1. Big can fail, little can hit
The Wadden Sea (Figure 1) is a fringe basin of the North Sea delimited by a strip of barrier islands. When it comes to storms and surges, the Wadden Sea stages an intriguing three-way interaction between physiographic features (in plain language: the water container), atmospheric systems (weather), and flow patterns (water). In the Dutch part of basin, in particular, this interplay defeats the intuition that the most severe surges are caused by the most severe storms when ranked by wind speed alone.
2. Back by the beach
When raging winds raise the water against the coast, it is generally taken as ground truth that the higher the peak wind speed, the higher the peak water level. Some tide gauges in the Dutch Wadden Sea, however, showed that record-breaking surges were not caused by the most severe winds in the same control period.
The unlimited presence of water is self-evident on a shore squarely facing the ocean’s expanse. In contrast, the water volume contained in the Wadden Sea depends on the course of the waters flowing in and out across its several tidal inlets. However hard the wind pushes in the water across one tidal inlet, some water may still escape from another, leading to no noteworthy accumulation of water inside the basin. In the extreme, there is no surge if no extra water stays in and for long enough. Hence, there could be much barking in the wind, little biting in the water.
In a basin delimited by barrier islands [or rock islands and reefs, in the case of the Whitsunday coastline] the surges are significantly modulated by the physical geography. Only those storms causing a substantial piling-up of water behind the islands can cause severe surges, once they have managed to bring in the excess water to raise in the first place.
The arrows in the picture above, based on computer simulations, indicate qualitatively where water is going in and out at a storm’s given moment: clearly, it’s not the same everywhere, nor will it stay unchanged while the storm unfolds itself.

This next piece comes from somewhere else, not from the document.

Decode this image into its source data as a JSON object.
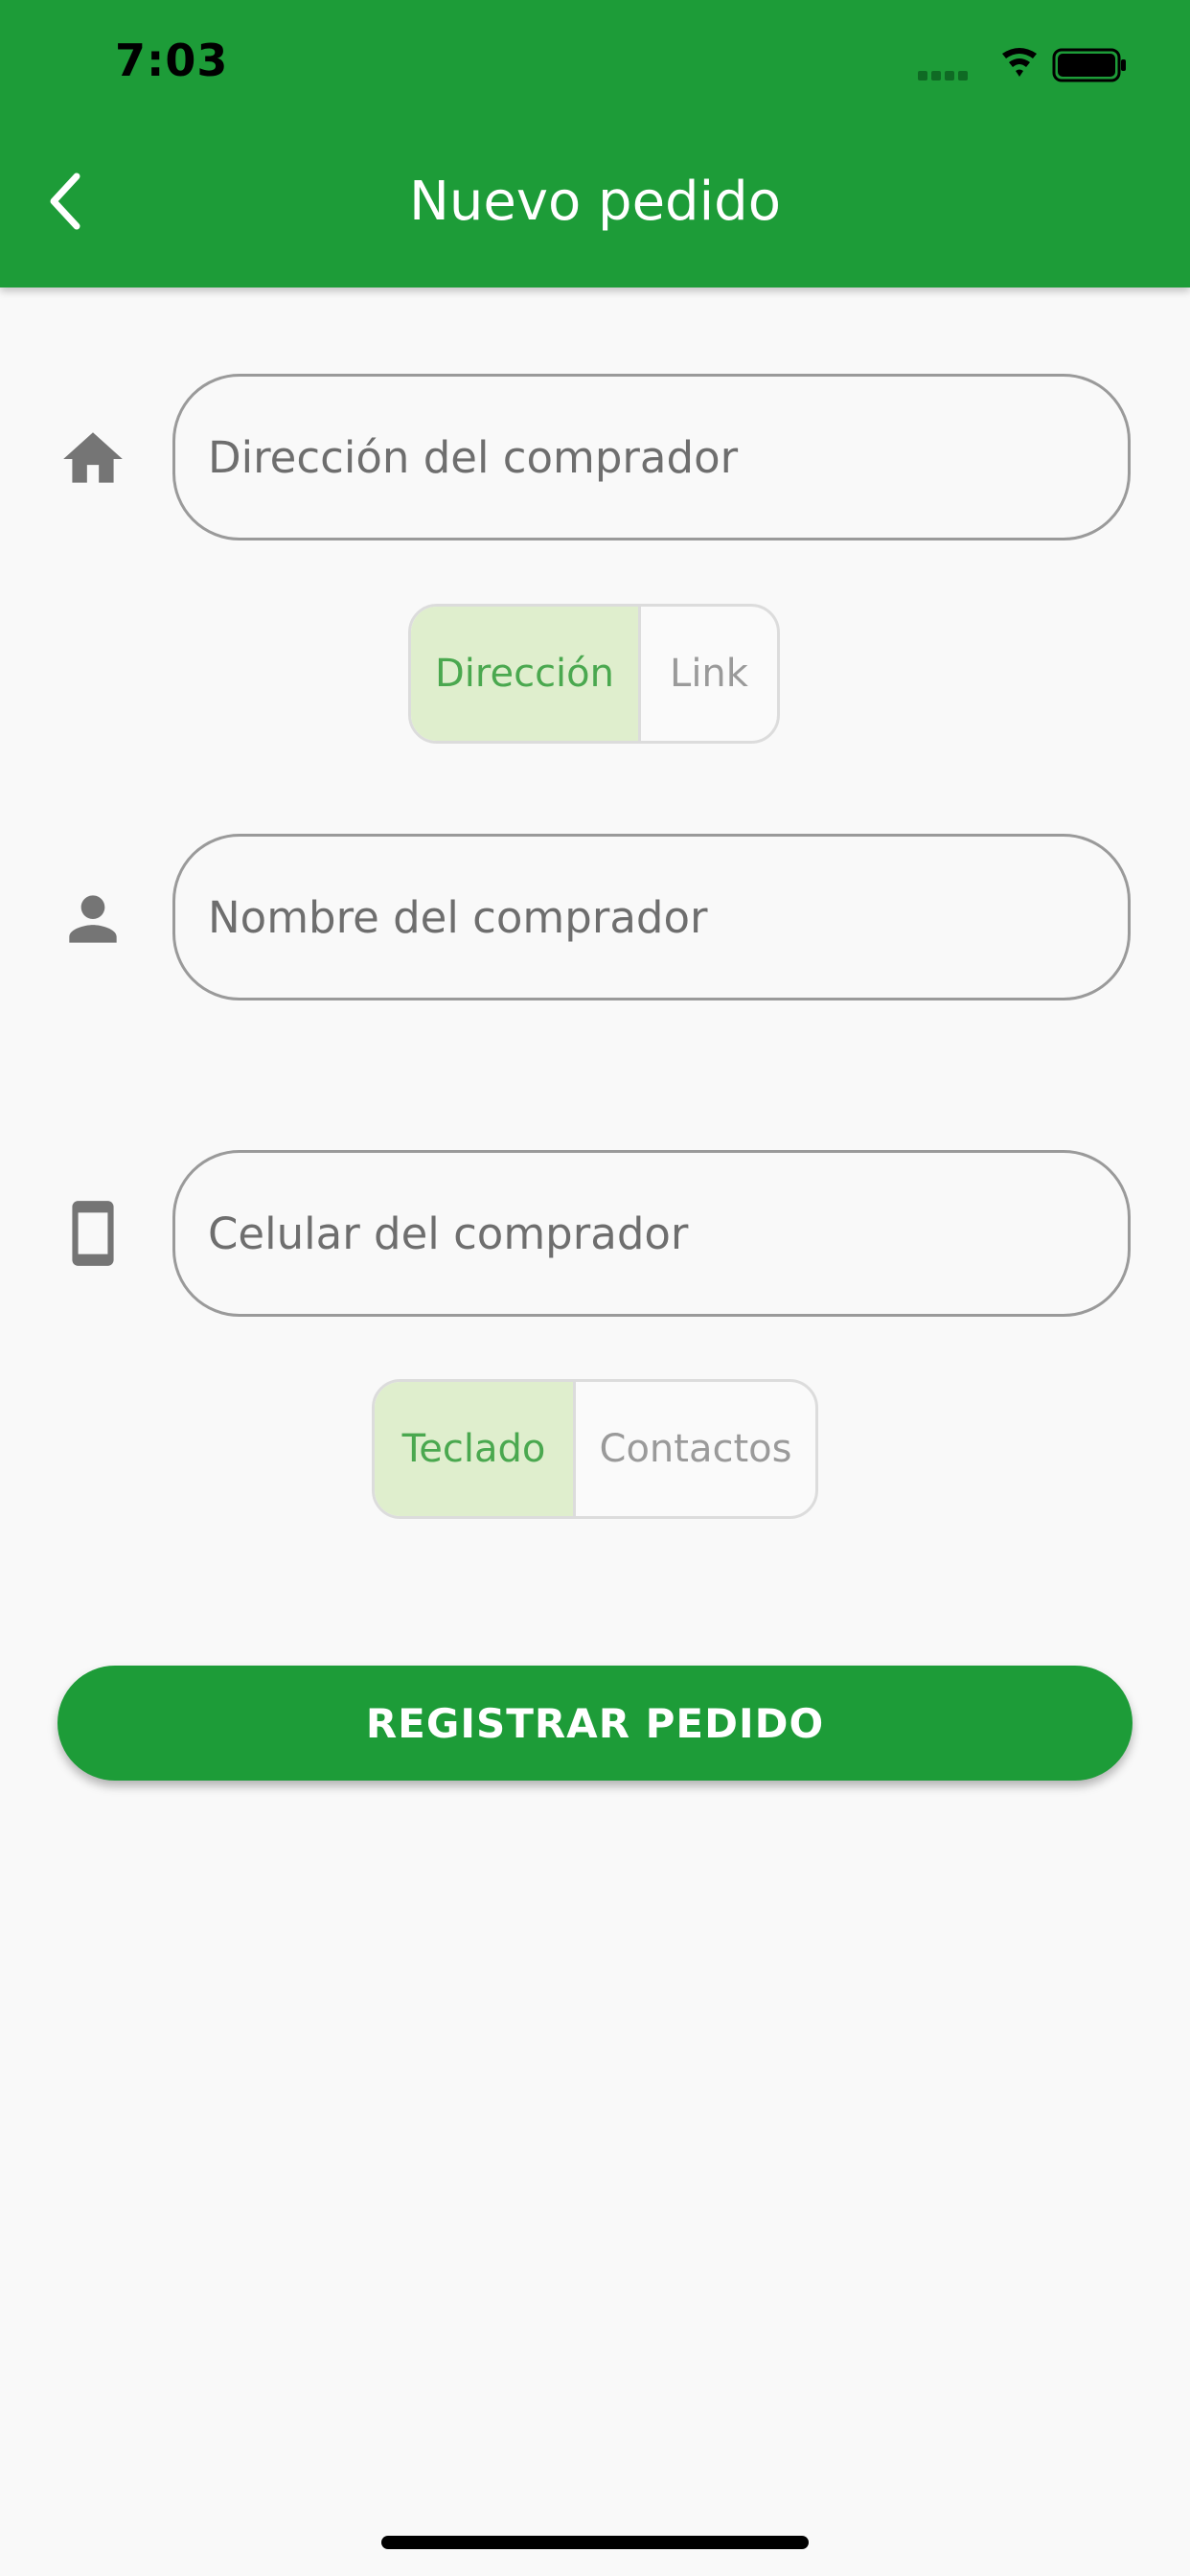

In sum, the Wadden Sea evidence is that high wind speeds alone are neither necessary nor sufficient to cause, or expect, record-breaking surges. Since the container drives both water storage and motion, the Wadden Sea itself determines effectively which storms result in a surge with a certain level of flood hazard with possibly counter-intuitive outcomes. The scope and degree of generality to which the cautionary tale is applicable to all/other situations is matter of orderly scientific discourse. Certainly, the severity of storm surges is pretty much a situation-specific matter, and it cannot be reduced to a single number defining the storm alone, such as the Beaufort or the Saffir-Simpson scale, except in the simplest configurations.
3. Thinking onwards and upwards
There are many ways in which the Wadden Sea insights might be helpful beyond the specifics. Societal concerns for the coastal areas are justified due to the growing concentration of the global population, to the weather anomalies and outliers expected to increase after climate change, and to the land subsidence aggravating flood-proneness.
The investigations on the Wadden Sea made it at least clear that the excess of simplification in the superstorm-supersurge anticipation could mishandle the exposure and vulnerability of certain coastal areas.
As often said — and hence attributed to Albert Einstein for good measure —, every problem statement should be as simple as possible, but not simpler. In the case of storm surge prediction – this may not be that simple.
Risk Frontiers staff and associates have significant experience in coastal process and hydrodynamic modelling, in particular, understanding the dynamics and impacts of extreme waves and water levels in Australia. In association with a consortium of eight other research institutes and government agencies, we are coordinating the analysis of an unprecedented number of coastal impact observations post-Debbie, to be published soon.